Excerpted data |
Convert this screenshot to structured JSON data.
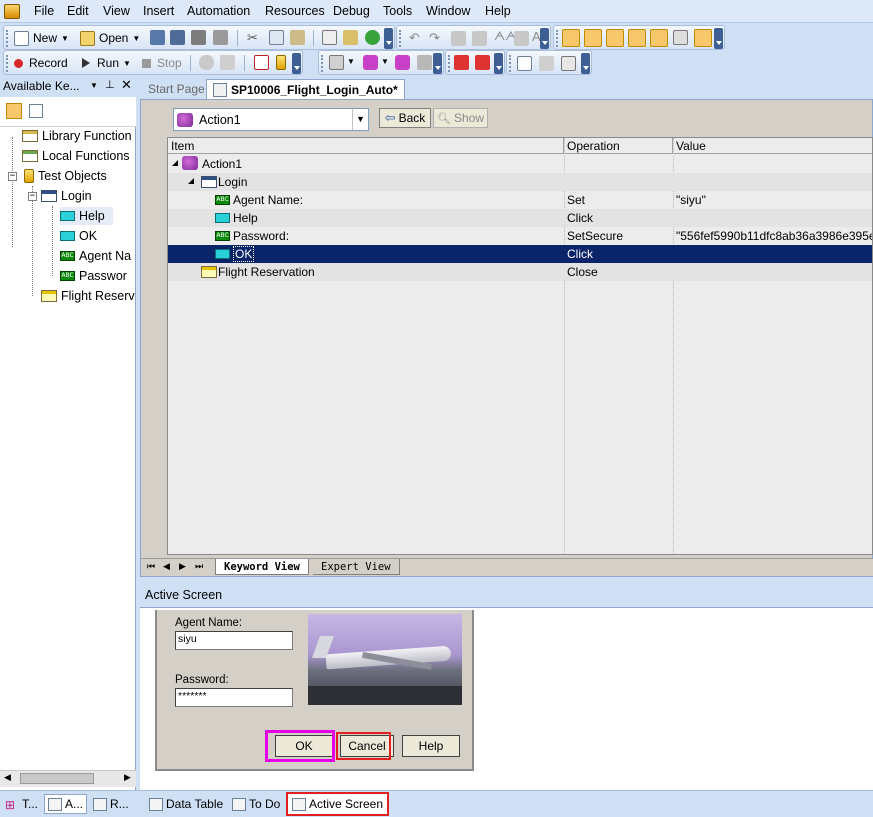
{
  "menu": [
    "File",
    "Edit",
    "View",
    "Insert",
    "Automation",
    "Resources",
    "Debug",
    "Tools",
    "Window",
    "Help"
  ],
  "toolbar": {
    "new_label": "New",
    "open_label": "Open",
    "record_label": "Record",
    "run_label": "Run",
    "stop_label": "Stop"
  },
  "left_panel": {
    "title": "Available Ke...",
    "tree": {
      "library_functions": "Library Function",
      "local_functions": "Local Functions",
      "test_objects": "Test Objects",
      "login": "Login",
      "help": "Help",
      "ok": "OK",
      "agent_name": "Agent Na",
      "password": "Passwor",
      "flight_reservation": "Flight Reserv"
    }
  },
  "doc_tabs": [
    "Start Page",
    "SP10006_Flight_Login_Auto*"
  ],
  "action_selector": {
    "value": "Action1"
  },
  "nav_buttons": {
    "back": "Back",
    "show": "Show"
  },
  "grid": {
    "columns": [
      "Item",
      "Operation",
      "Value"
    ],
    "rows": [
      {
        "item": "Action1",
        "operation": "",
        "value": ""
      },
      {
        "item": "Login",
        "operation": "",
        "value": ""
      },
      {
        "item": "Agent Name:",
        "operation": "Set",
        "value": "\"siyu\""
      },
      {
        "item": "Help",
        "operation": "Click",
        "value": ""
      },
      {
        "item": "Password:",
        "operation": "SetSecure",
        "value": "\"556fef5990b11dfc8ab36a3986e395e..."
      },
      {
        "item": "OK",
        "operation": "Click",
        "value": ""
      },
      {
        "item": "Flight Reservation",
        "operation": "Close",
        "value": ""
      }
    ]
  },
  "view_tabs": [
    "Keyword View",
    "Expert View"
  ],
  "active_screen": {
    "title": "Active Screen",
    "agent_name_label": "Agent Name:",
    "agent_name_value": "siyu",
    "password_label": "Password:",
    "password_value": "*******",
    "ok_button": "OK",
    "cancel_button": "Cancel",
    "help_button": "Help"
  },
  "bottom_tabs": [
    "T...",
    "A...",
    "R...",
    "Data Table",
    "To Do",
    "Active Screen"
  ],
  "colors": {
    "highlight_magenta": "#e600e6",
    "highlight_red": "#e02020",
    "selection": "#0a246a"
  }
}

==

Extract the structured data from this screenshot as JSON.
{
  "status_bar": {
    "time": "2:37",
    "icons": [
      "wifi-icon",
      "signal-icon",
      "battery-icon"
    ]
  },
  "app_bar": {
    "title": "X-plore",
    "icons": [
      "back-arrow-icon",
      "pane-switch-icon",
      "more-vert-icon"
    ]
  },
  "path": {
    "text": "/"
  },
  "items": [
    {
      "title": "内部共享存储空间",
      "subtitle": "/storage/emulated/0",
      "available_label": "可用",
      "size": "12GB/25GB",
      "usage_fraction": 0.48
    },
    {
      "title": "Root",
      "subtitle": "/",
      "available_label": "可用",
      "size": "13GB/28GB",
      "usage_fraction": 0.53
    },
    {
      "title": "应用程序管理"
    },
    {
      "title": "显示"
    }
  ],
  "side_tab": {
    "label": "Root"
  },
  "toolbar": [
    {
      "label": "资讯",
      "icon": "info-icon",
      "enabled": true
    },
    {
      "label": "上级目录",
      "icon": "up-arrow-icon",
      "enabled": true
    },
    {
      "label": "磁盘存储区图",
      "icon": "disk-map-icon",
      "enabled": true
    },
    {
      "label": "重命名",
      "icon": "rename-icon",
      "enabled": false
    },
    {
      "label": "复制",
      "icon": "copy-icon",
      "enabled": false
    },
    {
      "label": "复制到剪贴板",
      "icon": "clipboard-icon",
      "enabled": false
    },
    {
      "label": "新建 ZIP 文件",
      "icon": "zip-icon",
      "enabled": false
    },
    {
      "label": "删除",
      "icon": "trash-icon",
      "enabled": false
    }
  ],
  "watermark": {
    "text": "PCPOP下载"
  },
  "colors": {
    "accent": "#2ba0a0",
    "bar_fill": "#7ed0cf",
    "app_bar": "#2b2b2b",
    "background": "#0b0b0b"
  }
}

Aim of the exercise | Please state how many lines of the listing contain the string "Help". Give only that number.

Task result | 4